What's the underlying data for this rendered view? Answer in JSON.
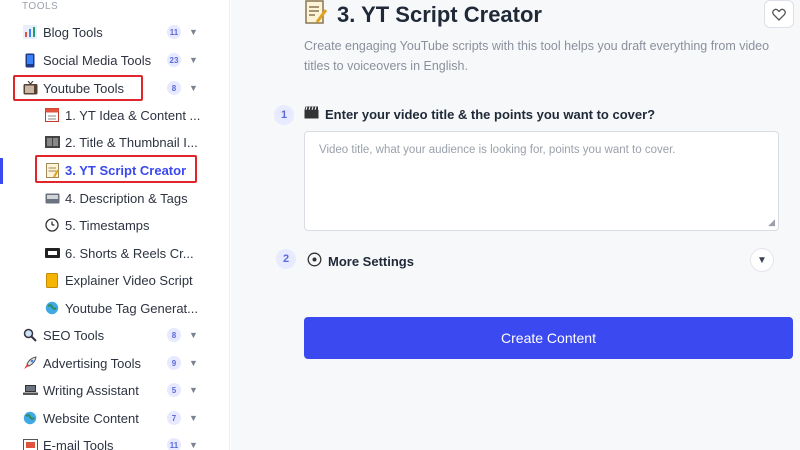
{
  "sidebar": {
    "section_title": "TOOLS",
    "categories": [
      {
        "label": "Blog Tools",
        "count": "11",
        "icon": "bar-chart-icon"
      },
      {
        "label": "Social Media Tools",
        "count": "23",
        "icon": "phone-icon"
      },
      {
        "label": "Youtube Tools",
        "count": "8",
        "icon": "tv-icon"
      }
    ],
    "youtube_items": [
      "1. YT Idea & Content ...",
      "2. Title & Thumbnail I...",
      "3. YT Script Creator",
      "4. Description & Tags",
      "5. Timestamps",
      "6. Shorts & Reels Cr...",
      "Explainer Video Script",
      "Youtube Tag Generat..."
    ],
    "more_categories": [
      {
        "label": "SEO Tools",
        "count": "8",
        "icon": "magnifier-icon"
      },
      {
        "label": "Advertising Tools",
        "count": "9",
        "icon": "rocket-icon"
      },
      {
        "label": "Writing Assistant",
        "count": "5",
        "icon": "laptop-icon"
      },
      {
        "label": "Website Content",
        "count": "7",
        "icon": "globe-icon"
      },
      {
        "label": "E-mail Tools",
        "count": "11",
        "icon": "envelope-icon"
      }
    ]
  },
  "main": {
    "title": "3. YT Script Creator",
    "description": "Create engaging YouTube scripts with this tool helps you draft everything from video titles to voiceovers in English.",
    "step1": {
      "number": "1",
      "label": "Enter your video title & the points you want to cover?",
      "placeholder": "Video title, what your audience is looking for, points you want to cover."
    },
    "step2": {
      "number": "2",
      "label": "More Settings"
    },
    "cta_label": "Create Content"
  },
  "colors": {
    "accent": "#3b49f0",
    "highlight": "#e0262b"
  }
}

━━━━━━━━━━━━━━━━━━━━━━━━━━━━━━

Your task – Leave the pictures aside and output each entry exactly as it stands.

Written response –
What's the underlying data for this rendered view? Answer in JSON.
{
  "sidebar": {
    "section_title": "TOOLS",
    "categories": [
      {
        "label": "Blog Tools",
        "count": "11",
        "icon": "bar-chart-icon"
      },
      {
        "label": "Social Media Tools",
        "count": "23",
        "icon": "phone-icon"
      },
      {
        "label": "Youtube Tools",
        "count": "8",
        "icon": "tv-icon"
      }
    ],
    "youtube_items": [
      "1. YT Idea & Content ...",
      "2. Title & Thumbnail I...",
      "3. YT Script Creator",
      "4. Description & Tags",
      "5. Timestamps",
      "6. Shorts & Reels Cr...",
      "Explainer Video Script",
      "Youtube Tag Generat..."
    ],
    "more_categories": [
      {
        "label": "SEO Tools",
        "count": "8",
        "icon": "magnifier-icon"
      },
      {
        "label": "Advertising Tools",
        "count": "9",
        "icon": "rocket-icon"
      },
      {
        "label": "Writing Assistant",
        "count": "5",
        "icon": "laptop-icon"
      },
      {
        "label": "Website Content",
        "count": "7",
        "icon": "globe-icon"
      },
      {
        "label": "E-mail Tools",
        "count": "11",
        "icon": "envelope-icon"
      }
    ]
  },
  "main": {
    "title": "3. YT Script Creator",
    "description": "Create engaging YouTube scripts with this tool helps you draft everything from video titles to voiceovers in English.",
    "step1": {
      "number": "1",
      "label": "Enter your video title & the points you want to cover?",
      "placeholder": "Video title, what your audience is looking for, points you want to cover."
    },
    "step2": {
      "number": "2",
      "label": "More Settings"
    },
    "cta_label": "Create Content"
  },
  "colors": {
    "accent": "#3b49f0",
    "highlight": "#e0262b"
  }
}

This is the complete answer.